THE DEVIL AND THE DEEP SEA
cessful, for she lay at several ports not too well known, and the smoke of her trying-out insulted the beaches.
Anon she departed, at the speed of the average London four-wheeler, and entered a semi-inland sea, warm, still, and blue, which is, perhaps, the most strictly preserved water in the world. There she stayed for a certain time, and the great stars of those mild skies beheld her playing puss-in-the-corner among islands where whales are never found. All that while she smelt abominably, and the smell, though fishy, was not whalesome. One evening calamity descended upon her from the island of Pygang-Watai, and she fled, while her crew jeered at a fat black-and-brown gunboat puffing far behind. They knew to the last revolution the capacity of every boat, on those seas, that they were anxious to avoid. A British ship with a good conscience does not, as a rule, flee from the man-of-war of a foreign Power, and it is also considered a breach of etiquette to stop and search British ships at sea. These things the skipper of the Haliotis did not pause to prove, but held on at an inspiriting eleven knots an hour till nightfall. One thing only he overlooked.

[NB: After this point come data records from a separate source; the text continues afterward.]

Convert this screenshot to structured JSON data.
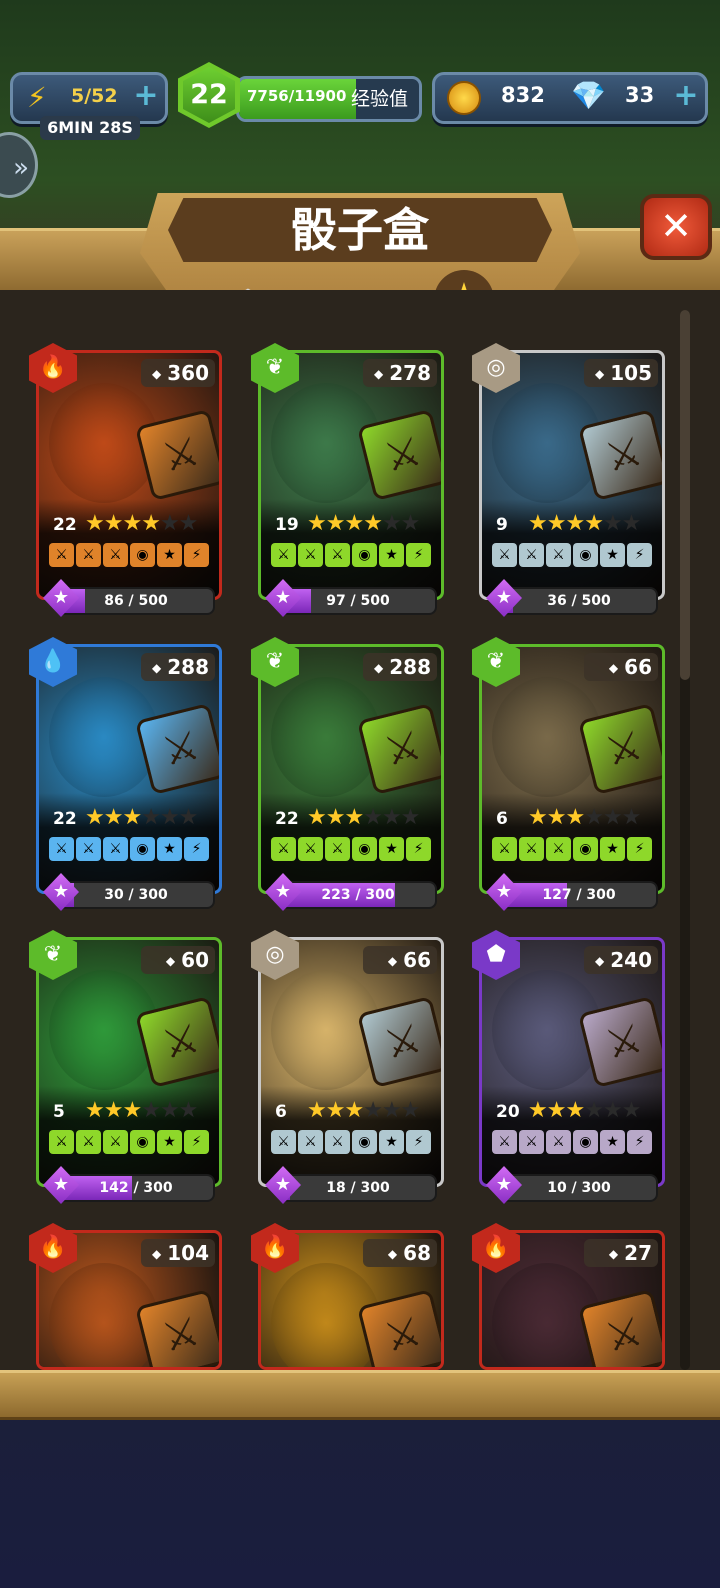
{
  "header": {
    "energy": "5/52",
    "energy_timer": "6MIN 28S",
    "level": "22",
    "xp_text": "7756/11900",
    "xp_label": "经验值",
    "xp_fraction": 0.652,
    "gold": "832",
    "gems": "33"
  },
  "title": "骰子盒",
  "tabs": [
    "hex-cluster",
    "diamond",
    "star"
  ],
  "active_tab": "star",
  "cards": [
    {
      "count": "360",
      "element": "fire",
      "level": "22",
      "stars": 4,
      "progress": "86 / 500",
      "fraction": 0.172,
      "border": "#c2291c",
      "bg": "#c04a18"
    },
    {
      "count": "278",
      "element": "nature",
      "level": "19",
      "stars": 4,
      "progress": "97 / 500",
      "fraction": 0.194,
      "border": "#5dbb2a",
      "bg": "#3d7a4a"
    },
    {
      "count": "105",
      "element": "neutral",
      "level": "9",
      "stars": 4,
      "progress": "36 / 500",
      "fraction": 0.072,
      "border": "#c8c8c8",
      "bg": "#3a6a8a"
    },
    {
      "count": "288",
      "element": "water",
      "level": "22",
      "stars": 3,
      "progress": "30 / 300",
      "fraction": 0.1,
      "border": "#2f7ad8",
      "bg": "#2a8ac4"
    },
    {
      "count": "288",
      "element": "nature",
      "level": "22",
      "stars": 3,
      "progress": "223 / 300",
      "fraction": 0.743,
      "border": "#5dbb2a",
      "bg": "#3a7c3a"
    },
    {
      "count": "66",
      "element": "nature",
      "level": "6",
      "stars": 3,
      "progress": "127 / 300",
      "fraction": 0.423,
      "border": "#5dbb2a",
      "bg": "#7a6a4a"
    },
    {
      "count": "60",
      "element": "nature",
      "level": "5",
      "stars": 3,
      "progress": "142 / 300",
      "fraction": 0.473,
      "border": "#5dbb2a",
      "bg": "#2f9a3a"
    },
    {
      "count": "66",
      "element": "neutral",
      "level": "6",
      "stars": 3,
      "progress": "18 / 300",
      "fraction": 0.06,
      "border": "#c8c8c8",
      "bg": "#d8b46a"
    },
    {
      "count": "240",
      "element": "magic",
      "level": "20",
      "stars": 3,
      "progress": "10 / 300",
      "fraction": 0.033,
      "border": "#7a39c8",
      "bg": "#5a5a7a"
    },
    {
      "count": "104",
      "element": "fire",
      "level": "",
      "stars": 0,
      "progress": "",
      "fraction": 0,
      "border": "#c2291c",
      "bg": "#b8551c"
    },
    {
      "count": "68",
      "element": "fire",
      "level": "",
      "stars": 0,
      "progress": "",
      "fraction": 0,
      "border": "#c2291c",
      "bg": "#c48a1a"
    },
    {
      "count": "27",
      "element": "fire",
      "level": "",
      "stars": 0,
      "progress": "",
      "fraction": 0,
      "border": "#c2291c",
      "bg": "#4a2a34"
    }
  ],
  "colors": {
    "fire": "#c2291c",
    "nature": "#5dbb2a",
    "neutral": "#a89a84",
    "water": "#2f7ad8",
    "magic": "#7a39c8"
  }
}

The Power that kept an expensive steam-patrol moving up and down those waters (they had dodged the two regular ships of the station with an ease that bred contempt) had newly brought up a third and a fourteen-knot boat with a clean bottom to help the work; and that was why the Haliotis, driving hard from the east to the west, found herself at daylight in such a position that she could not help seeing an arrangement of four